He wandered off and I, Honest Minion, assumed he took it to the till to pay for it. Most people would. I find out later that he actually did a runner. Huh. How ’bout that.

I get called into a meeting with my assistant manager a few days later, having already forgotten that happened, and he asks me if I know why I’m there. I say I don’t know. He reminds me. “Oh, that,” I said. I guess I wasn’t contrite enough. I didn’t grovel enough or flog myself or kiss his boots and beg for mercy.

Shit went missing there all the time. There wasn’t proof that I was in cahoots with the dude. I honestly assumed he’d gone to pay for the thing.

Anyway, back to the question. I’d probably be annoyed to be wired up but hopefully everyone else would also be getting questioned, that all the suspicion wouldn’t be centered on me. That’s all I got, really.

Pop culture stress and theft — Sliding Doors did a neat thing as a movie, featuring a scene where Gwyneth Paltrow’s character gets fired for “stealing a bottle of wine” she intended to replace. The movie is set so that the audience can watch two futures unfold, one where she catches the train home after getting sacked, thus catching her boyfriend in bed with another woman and one where she misses the train and has no idea what’s going on without her knowledge. I thought it was pretty well done.

The from The IT Crowd:


Swiss tunnel opening ceremony deemed “satanic”: features guy dressed as goat

June 13, 2016

You should be listening to No Such Thing as a Fish and watching No Such Such Thing as the News, the QI Elves’ foray into television. I just learned a very interesting fact in a recent episode. Gotthard Base Tunnel in Switzerland ran a very unique opening ceremony.

I don’t know what’s going on here.

Breitbart attempts to explain:

The ceremony was intended to represent various aspects of Swiss culture. But, men in masks, others in costumes made of long brown grass, weird angels descending from the ceiling, even a man in a goat mask that others seem to be worshiping are all said by some to be from the pits of hell…

The part that has most galvanized the worldwide web is when a goat man emerges and appears to be worshiped by the dancers, some dressed in grass costumes, others wearing horrifying masks.

It is all a mishmash that is odd and confusing to any casual observer, modern dance that is likely not the taste of the men who built the tunnel, some of whom lost their lives…

Google “Demons of the Alps” and you will see the most troubling part of the show, the men in grass consumes and others in scary masks and even the goat man, are part of Swiss Christmas tradition.

Every year on the December 6th Feast of St. Nicholas of Bari (a Catholic saint who provided the dowries of poor girls so they could get married rather than end up in prostitution and upon whom Santa Claus is based), St. Nicholas wanders around town giving out gifts and money. He is followed by Krampus (Demons of the Alps) who try to scare the children, not unlike what happens at Halloween.

So if you come across anyone claiming it’s demonic, it’s not.

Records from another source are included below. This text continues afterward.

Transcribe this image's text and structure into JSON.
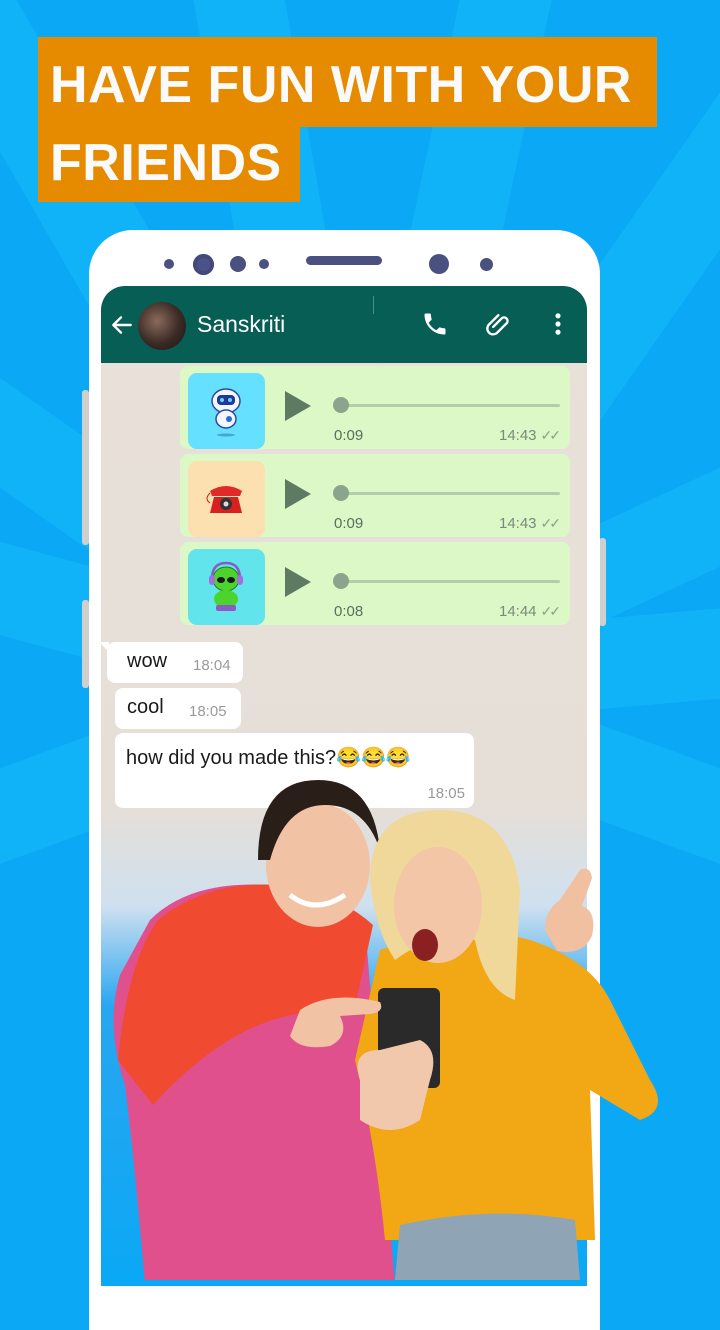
{
  "headline": {
    "line1": "HAVE FUN WITH YOUR",
    "line2": "FRIENDS",
    "bg_color": "#e68a00"
  },
  "chat": {
    "header": {
      "contact_name": "Sanskriti",
      "back_icon": "arrow-left-icon",
      "call_icon": "phone-icon",
      "attach_icon": "paperclip-icon",
      "menu_icon": "more-vertical-icon",
      "bg_color": "#075e54"
    },
    "voice_messages": [
      {
        "thumbnail": "robot-sticker",
        "thumb_bg": "#66e0ff",
        "duration": "0:09",
        "time": "14:43",
        "status": "read-double-check",
        "progress": 0
      },
      {
        "thumbnail": "red-telephone-sticker",
        "thumb_bg": "#fce0b0",
        "duration": "0:09",
        "time": "14:43",
        "status": "read-double-check",
        "progress": 0
      },
      {
        "thumbnail": "alien-gamer-sticker",
        "thumb_bg": "#62e4ec",
        "duration": "0:08",
        "time": "14:44",
        "status": "read-double-check",
        "progress": 0
      }
    ],
    "incoming_messages": [
      {
        "text": "wow",
        "time": "18:04"
      },
      {
        "text": "cool",
        "time": "18:05"
      },
      {
        "text": "how did you made this?😂😂😂",
        "time": "18:05"
      }
    ],
    "outgoing_bubble_color": "#dcf8c6"
  },
  "photo": {
    "description": "two-friends-looking-at-phone"
  },
  "ticks_glyph": "✓✓"
}
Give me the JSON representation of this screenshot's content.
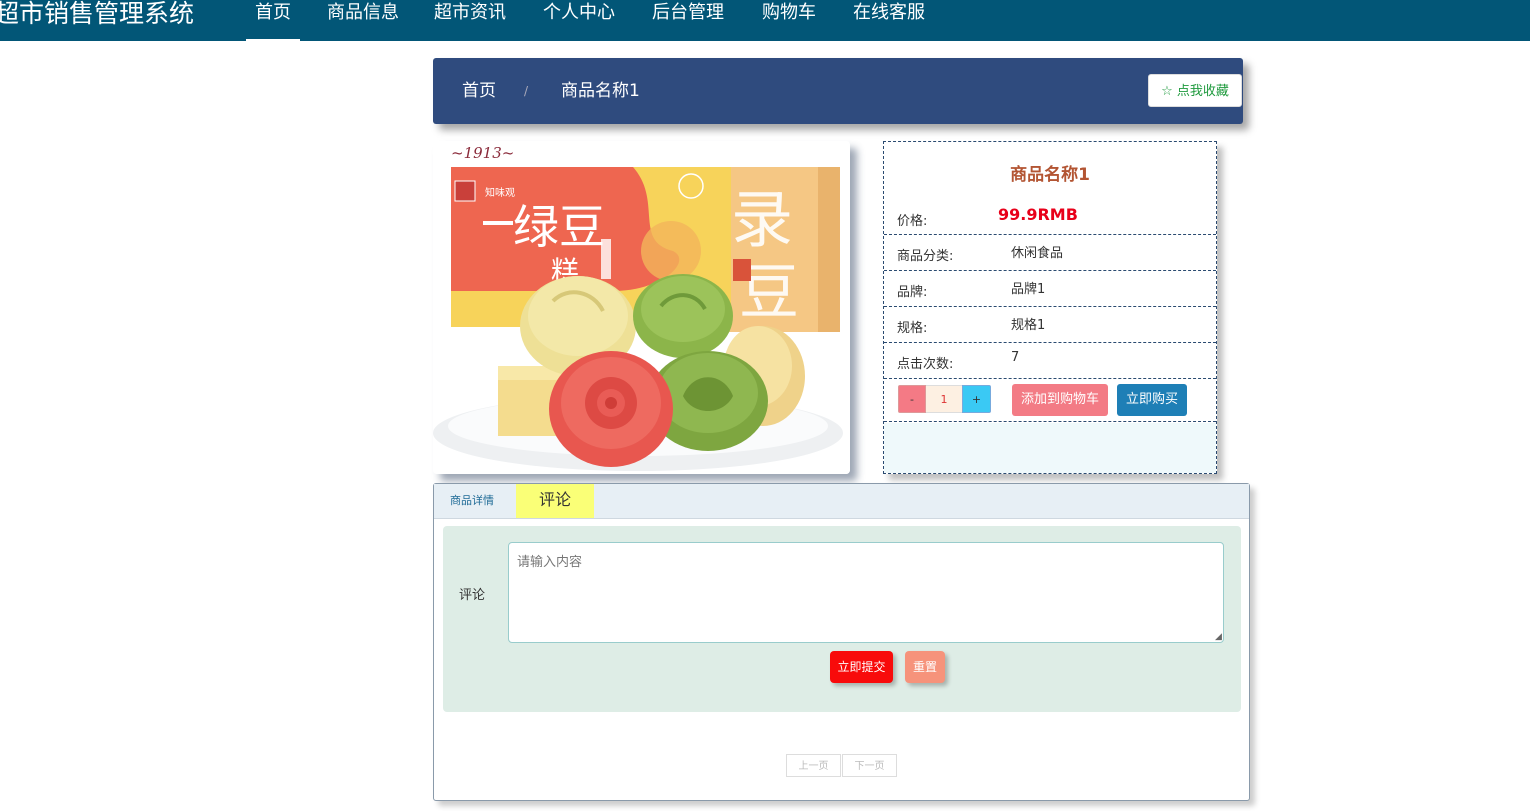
{
  "app": {
    "title": "超市销售管理系统"
  },
  "nav": {
    "items": [
      "首页",
      "商品信息",
      "超市资讯",
      "个人中心",
      "后台管理",
      "购物车",
      "在线客服"
    ],
    "active": "首页"
  },
  "breadcrumb": {
    "home": "首页",
    "separator": "/",
    "current": "商品名称1",
    "favorite_label": "☆ 点我收藏"
  },
  "product": {
    "image_text": {
      "year": "~1913~",
      "big_char_left": "绿豆",
      "big_char_right": "糕"
    },
    "name": "商品名称1",
    "price_label": "价格:",
    "price": "99.9RMB",
    "fields": [
      {
        "label": "商品分类:",
        "value": "休闲食品"
      },
      {
        "label": "品牌:",
        "value": "品牌1"
      },
      {
        "label": "规格:",
        "value": "规格1"
      },
      {
        "label": "点击次数:",
        "value": "7"
      }
    ],
    "quantity": {
      "minus": "-",
      "value": "1",
      "plus": "+"
    },
    "add_to_cart": "添加到购物车",
    "buy_now": "立即购买"
  },
  "tabs": {
    "detail": "商品详情",
    "comment": "评论",
    "active": "评论"
  },
  "comment_form": {
    "label": "评论",
    "placeholder": "请输入内容",
    "submit": "立即提交",
    "reset": "重置"
  },
  "pager": {
    "prev": "上一页",
    "next": "下一页"
  },
  "colors": {
    "nav_bg": "#025677",
    "crumb_bg": "#2f4b7e",
    "price": "#e8001a",
    "title": "#b35533",
    "cart_btn": "#f37b85",
    "buy_btn": "#1e7fb6",
    "submit_btn": "#f80b0b",
    "reset_btn": "#f6937b",
    "active_tab": "#faff77"
  }
}
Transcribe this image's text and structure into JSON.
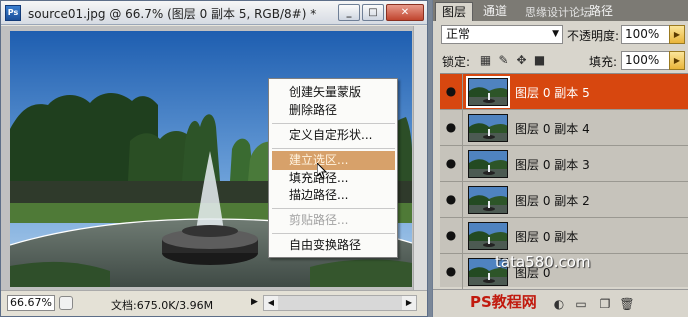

It’s just a different culture showing off how they celebrate notable things. Weird as hell, but think about what other cultures must be thinking of yours around Turducken time…


Today’s Facebook Find – Maisie Williams is media savvy

June 7, 2016

I saw this yesterday, actually, but I’d already listed a Facebook find so saved it until today. Via Huff-Po (sorry), although seen on other sites.

Maisie had no patience with the Daily Mail and their obsession over her lack of bra at a recent charity event. Never mind what she was doing there in the first place and how much money the charity raised. Hell no. Girl has no bra on, man! This is headline news! At least, online headline. Did it make the paper itself? I’m in Canada so I don’t know.

The clever girl tweeted back with some sense and a better story lede:

Alternative
Game of Thrones actor, Maisie Williams, helps raise thousands at a Summer Masquerade Ball for @NSPCC 🐸☕️

So there.

Attagirl. It’s great to see people stand up to media idiocy and I’m sure she will continue to inspire and be a model for the future of women and all humankind, frankly.